Since 1997, Dylan has released what many refer to as his comeback trilogy (Time Out of Mind, Love & Theft, and Modern Times), although he has cryptically referred to Love & Theft as the first in a trilogy.

Now, less than a year away from a new decade and one more than that from his 50th anniversary in the recording business, Dylan has released his most fun and accessible album in years.  “Together Through Life” may have the nostalgic sound and rusted, creaky voice that has been characteristic of Dylan’s recent work, but the subject matter and the tone of the songs is refreshingly light…

…for Dylan, that is.

Upon first glance, the title of the third track – “My Wife’s Home Town” – suggests a song of fond recollection about a spouse’s origins.  And yet that is not the case at all.  As Dylan repeats in the chorus, “I just want to say that hell is my wife’s home town…”

The song concludes with a chuckling sound from Dylan that is reminiscent of the gutteral laugh in Elvis Presley’s Christmas classic “Santa Claus is Back in Town.”  This song is a prime example of the alteration in tone on this most recent Dylan release.  As the cover would suggest, love is a recurring topic that is approached with directness and a sense of humor that wasn’t evident on Modern Times.
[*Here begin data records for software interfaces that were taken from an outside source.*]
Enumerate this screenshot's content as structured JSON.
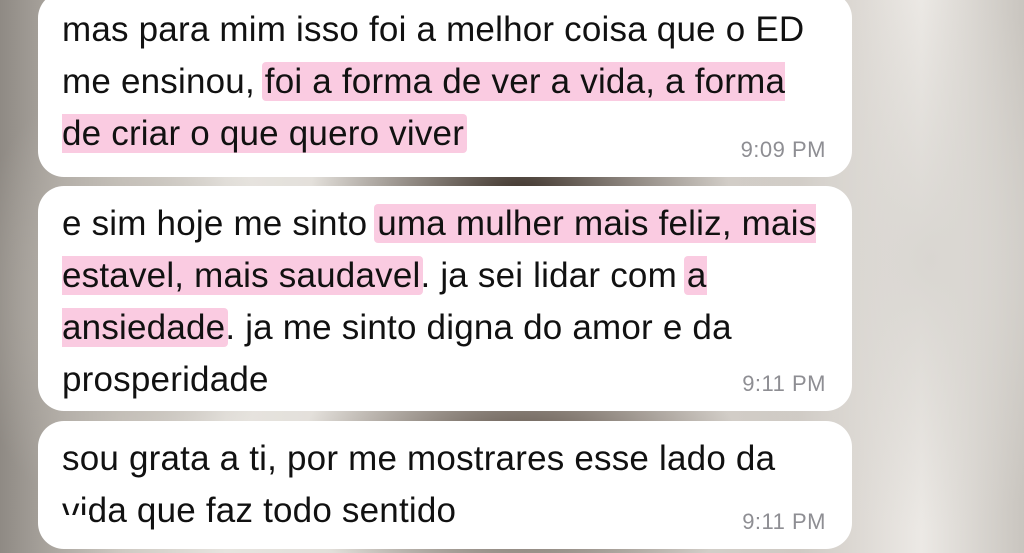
{
  "messages": [
    {
      "segments": [
        {
          "text": "mas para mim isso foi a melhor coisa que o ED me ensinou, ",
          "highlight": false
        },
        {
          "text": "foi a forma de ver a vida, a forma de criar o que quero viver",
          "highlight": true
        }
      ],
      "time": "9:09 PM"
    },
    {
      "segments": [
        {
          "text": "e sim hoje me sinto ",
          "highlight": false
        },
        {
          "text": "uma mulher mais feliz, mais estavel, mais saudavel",
          "highlight": true
        },
        {
          "text": ". ja sei lidar com ",
          "highlight": false
        },
        {
          "text": "a ansiedade",
          "highlight": true
        },
        {
          "text": ". ja me sinto digna do amor e da prosperidade",
          "highlight": false
        }
      ],
      "time": "9:11 PM"
    },
    {
      "segments": [
        {
          "text": "sou grata a ti, por me mostrares esse lado da vida que faz todo sentido",
          "highlight": false
        }
      ],
      "time": "9:11 PM"
    }
  ],
  "colors": {
    "bubble": "#ffffff",
    "text": "#111111",
    "timestamp": "#8e8e93",
    "highlight": "#f5a0c8"
  }
}
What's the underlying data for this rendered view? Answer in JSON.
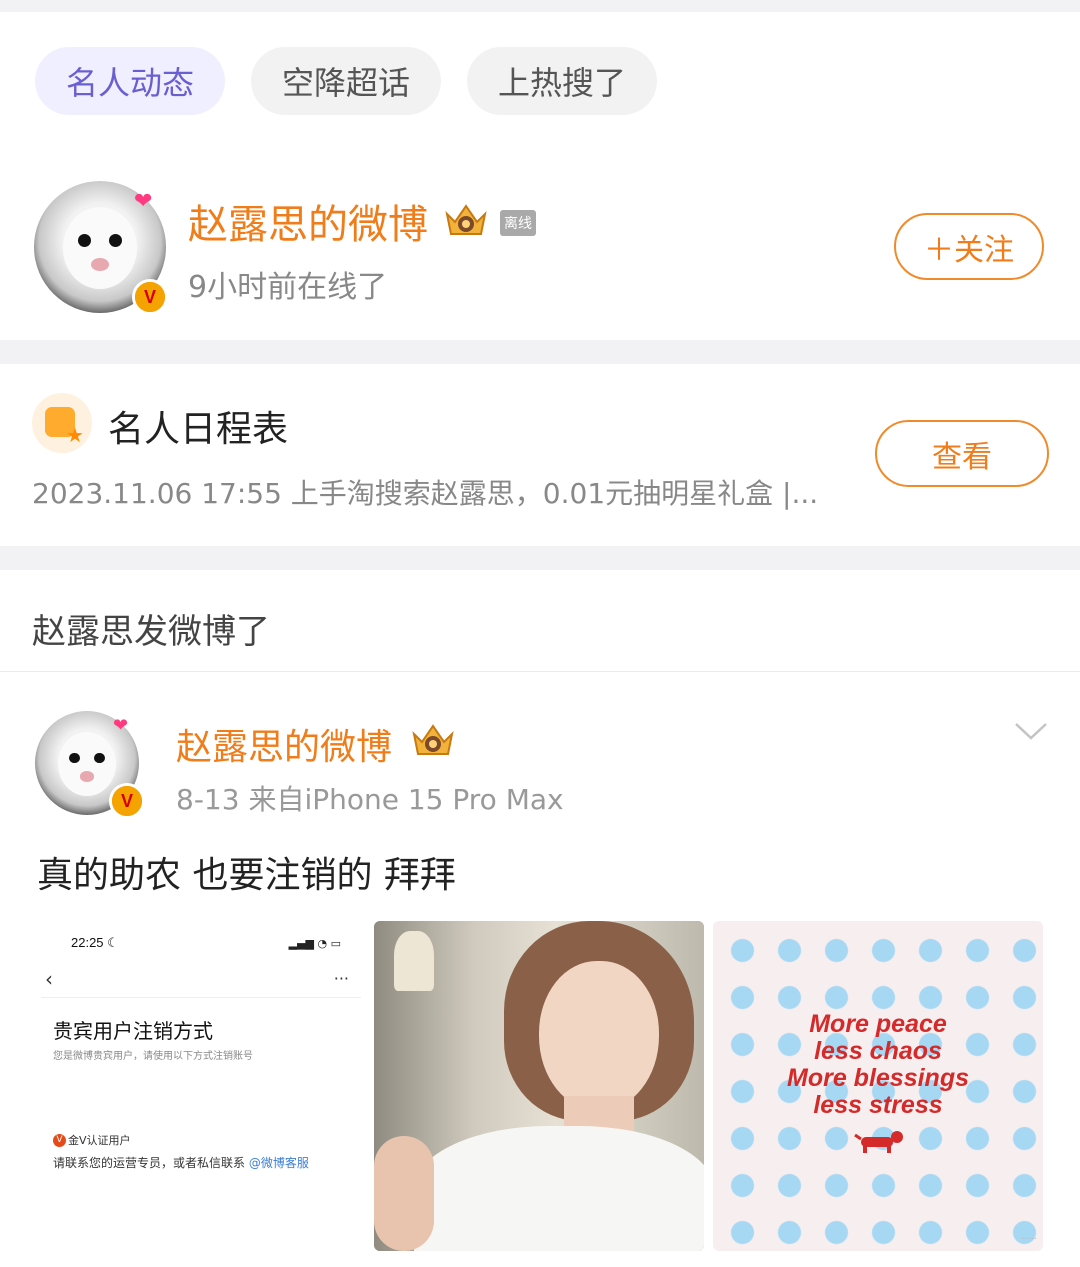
{
  "tabs": [
    {
      "label": "名人动态",
      "active": true
    },
    {
      "label": "空降超话",
      "active": false
    },
    {
      "label": "上热搜了",
      "active": false
    }
  ],
  "user": {
    "name": "赵露思的微博",
    "status_badge": "离线",
    "online_text": "9小时前在线了",
    "follow_label": "＋关注"
  },
  "schedule": {
    "title": "名人日程表",
    "desc": "2023.11.06 17:55 上手淘搜索赵露思，0.01元抽明星礼盒 |...",
    "view_label": "查看"
  },
  "section": {
    "title": "赵露思发微博了"
  },
  "post": {
    "author": "赵露思的微博",
    "meta": "8-13  来自iPhone 15 Pro Max",
    "text": "真的助农 也要注销的 拜拜",
    "images": [
      {
        "kind": "screenshot",
        "status_time": "22:25",
        "title": "贵宾用户注销方式",
        "subtitle": "您是微博贵宾用户，请使用以下方式注销账号",
        "v_label": "金V认证用户",
        "contact_text": "请联系您的运营专员，或者私信联系",
        "contact_link": "@微博客服"
      },
      {
        "kind": "photo"
      },
      {
        "kind": "quote",
        "lines": [
          "More peace",
          "less chaos",
          "More blessings",
          "less stress"
        ]
      }
    ]
  },
  "colors": {
    "accent_orange": "#f07c1a",
    "active_tab": "#6a5fd0",
    "quote_red": "#d42a2a",
    "dot_blue": "#a6d8f4"
  }
}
For many reasons, Modern Times is a technically superior album — lyrically, instrumentally, and in terms of overall progression.  That being said, Together Through Life is perhaps the most accessible of Dylan’s post-millenium recordings.  The songs are short — most are in the 3-4 minute range — and the album only gets better as you listen, track after track.
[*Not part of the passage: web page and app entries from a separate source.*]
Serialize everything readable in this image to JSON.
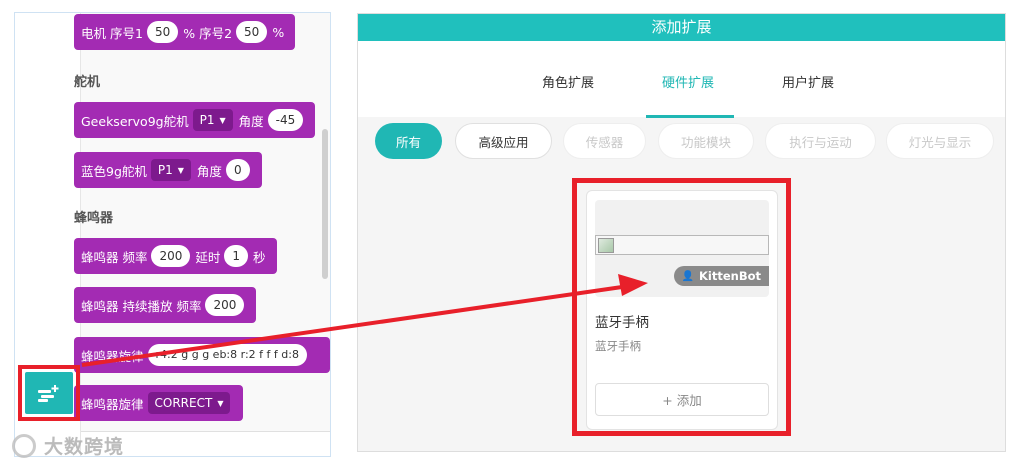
{
  "colors": {
    "accent": "#20b7b4",
    "header": "#20c0bd",
    "block": "#a32bb3",
    "dropdown": "#7d1a8d",
    "highlight": "#e8202a"
  },
  "left": {
    "blocks": {
      "motor": {
        "label1": "电机 序号1",
        "value1": "50",
        "label2": "% 序号2",
        "value2": "50",
        "suffix": "%"
      },
      "servo_category": "舵机",
      "geek_servo": {
        "label": "Geekservo9g舵机",
        "port": "P1",
        "angle_label": "角度",
        "angle": "-45"
      },
      "blue_servo": {
        "label": "蓝色9g舵机",
        "port": "P1",
        "angle_label": "角度",
        "angle": "0"
      },
      "buzzer_category": "蜂鸣器",
      "buzzer_freq": {
        "label": "蜂鸣器 频率",
        "freq": "200",
        "delay_label": "延时",
        "delay": "1",
        "unit": "秒"
      },
      "buzzer_continuous": {
        "label": "蜂鸣器 持续播放 频率",
        "freq": "200"
      },
      "buzzer_melody": {
        "label": "蜂鸣器旋律",
        "notes": "r4:2 g g g eb:8 r:2 f f f d:8"
      },
      "buzzer_melody2": {
        "label": "蜂鸣器旋律",
        "melody": "CORRECT"
      }
    },
    "extension_button_icon": "add-extension-icon"
  },
  "watermark": "大数跨境",
  "dialog": {
    "title": "添加扩展",
    "tabs": [
      {
        "label": "角色扩展"
      },
      {
        "label": "硬件扩展"
      },
      {
        "label": "用户扩展"
      }
    ],
    "filters": [
      {
        "label": "所有"
      },
      {
        "label": "高级应用"
      },
      {
        "label": "传感器"
      },
      {
        "label": "功能模块"
      },
      {
        "label": "执行与运动"
      },
      {
        "label": "灯光与显示"
      }
    ],
    "card": {
      "author": "KittenBot",
      "title": "蓝牙手柄",
      "description": "蓝牙手柄",
      "add_label": "+ 添加"
    }
  }
}
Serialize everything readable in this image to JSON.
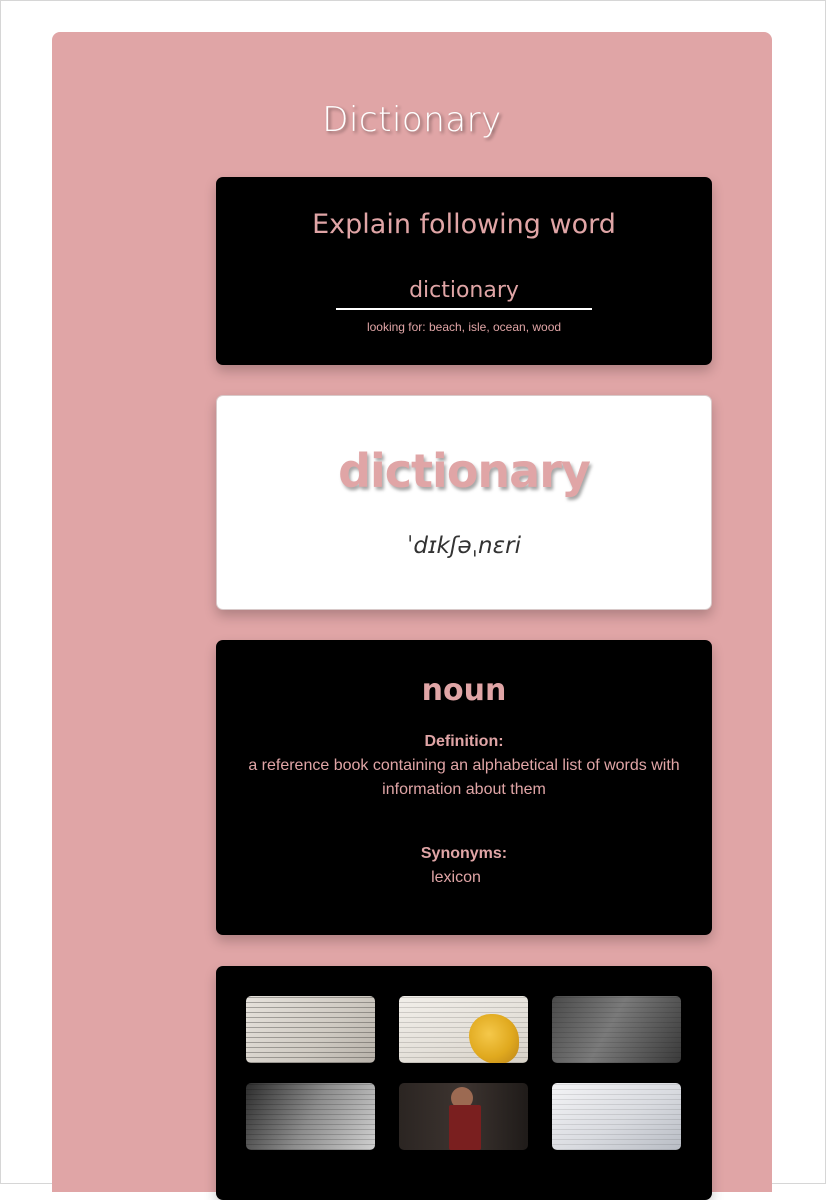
{
  "app": {
    "title": "Dictionary",
    "accent_color": "#e0a5a6"
  },
  "search": {
    "heading": "Explain following word",
    "input_value": "dictionary",
    "hint": "looking for: beach, isle, ocean, wood"
  },
  "word": {
    "text": "dictionary",
    "phonetic": "ˈdɪkʃəˌnɛri"
  },
  "meaning": {
    "part_of_speech": "noun",
    "definition_label": "Definition:",
    "definition": "a reference book containing an alphabetical list of words with information about them",
    "synonyms_label": "Synonyms:",
    "synonyms": "lexicon"
  },
  "gallery": {
    "images": [
      {
        "icon": "dictionary-page-photo"
      },
      {
        "icon": "dictionary-tassel-photo"
      },
      {
        "icon": "open-book-photo"
      },
      {
        "icon": "dictionary-closeup-photo"
      },
      {
        "icon": "person-holding-book-photo"
      },
      {
        "icon": "open-dictionary-photo"
      }
    ]
  }
}
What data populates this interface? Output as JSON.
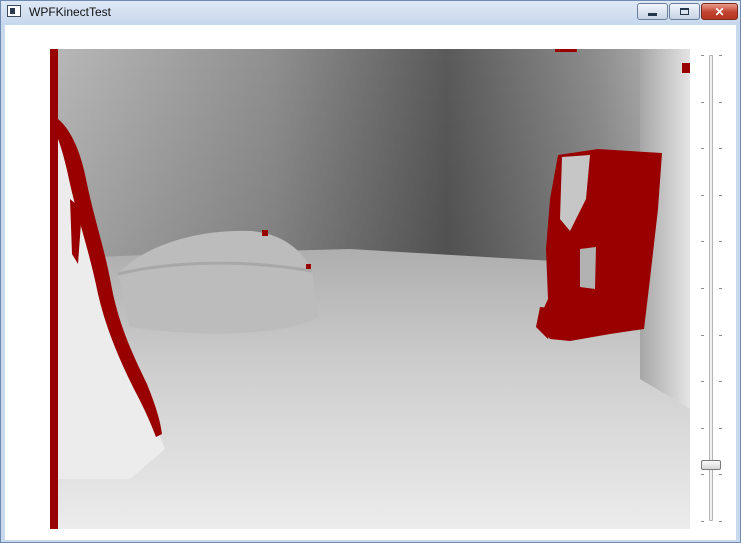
{
  "window": {
    "title": "WPFKinectTest",
    "minimize_label": "",
    "maximize_label": "",
    "close_label": "✕"
  },
  "depth_view": {
    "content": "kinect-depth-image",
    "highlight_color": "#990000"
  },
  "slider": {
    "value_fraction": 0.12,
    "tick_count": 11
  }
}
“Beyond Here Lies Nothin’,” the album starter, is a nice opening that lyrically toys with the listener, seeming at its face to be a song about a dedicated relationship.  Dylan sings, “As long as you stay with me, the whole world is my throne.”

“Beyond here lies nothin’,” he continues, “Nothin’ we can call our own.”

By the end of the song, you are left to wonder whether the narrator is staying in his relationship for love — the kind of love that reduces all outside elements to “nothin'” — or because there is simply nowhere else, nowhere better, to go.

The true highlights come during the second half of the album (side B, for those of you who purchased the vinyl edition).

“Jolene” fits firmly into my long list of favorite songs with a girl’s first name for a title — BnL’s “Maybe Katie,” the Beach Boys’ “Wendy,” and Fountains of Wayne’s “Hey Julie” to name a few.

Likewise, “Shake Shake Mama” is perhaps the most rockin’ number on the album, although it is a fairly standard blues progression.

Finally, “I Feel a Change Comin’ On” is the best song on the album.  Lyrically, instrumentally, and compositionally (a middle AND a solo!), this song has a catchy chorus and comes as a bit of a surprise as the ninth and penultimate track.

“Life is Hard” and “It’s All Good” act as bookends of sorts to the album as a whole, the former setting the theme early on and the latter bringing it all to a conclusion.  As is typical of the album, Dylan plants his tongue at least lightly in his cheek and turns a cliched phrase into the perfect chorus.

At the end of the day, Together Through Life will not be remembered as one of his best albums.  In a sense, though, it was never intended to be.  It came on quickly, surprising even me when its existence was announced a month before its release in Rolling Stone.  Apparently, Dylan hit upon inspiration after co-writing “Life is Hard” with Grateful Dead lyricist Robert Hunter for the Olivier Dahan film My Own Love Song.

Dylan’s spacing between album releases has been 4-5 years for as long as I can recall, and this one came a mere three years after its predecessor.

While the time between releases is a unexpectedly brief and the fact that he collaborated on all but one song (“This Dream of You”) is surprising, it was perhaps not a shock that Hunter is the collaborator.  After all, Dylan and the Dead have a longstanding relationship and mutual respect.  Truly, according to Dylan, his tour with the Dead in the eighties revitalized his passion for performing at a time when he was losing that particular spark.

Now, like an all-star pitcher who is starting on fewer days’ rest than usual, Dylan’s performance on Together Through Life may not be epic, but it is still amazing.